__What is being asked__.
Read the lines below, and copy any that contain the string "Valt".

__Records__.
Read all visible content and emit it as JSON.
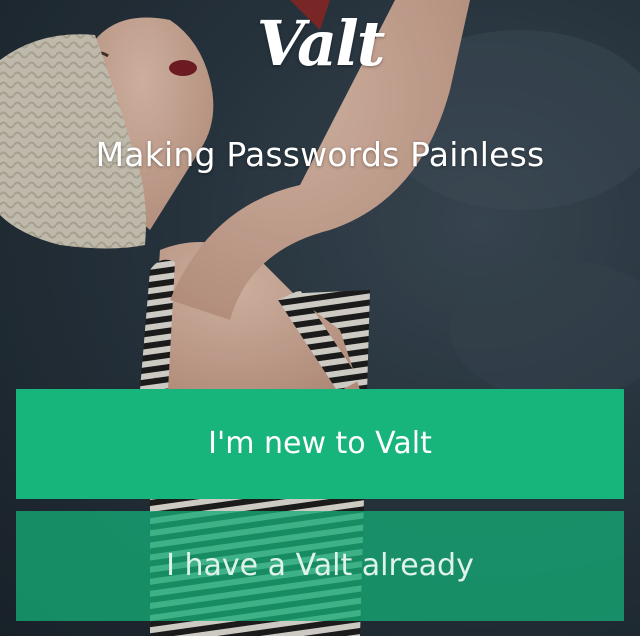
{
  "app": {
    "logo": "Valt",
    "tagline": "Making Passwords Painless"
  },
  "actions": {
    "new_user_label": "I'm new to Valt",
    "existing_user_label": "I have a Valt already"
  },
  "colors": {
    "primary_button": "#17b47c",
    "secondary_button": "#16aa76",
    "text": "#ffffff"
  },
  "background": {
    "icon": "photo-background"
  }
}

__Solution to the exercise__.
    "logo": "Valt",
    "new_user_label": "I'm new to Valt",
    "existing_user_label": "I have a Valt already"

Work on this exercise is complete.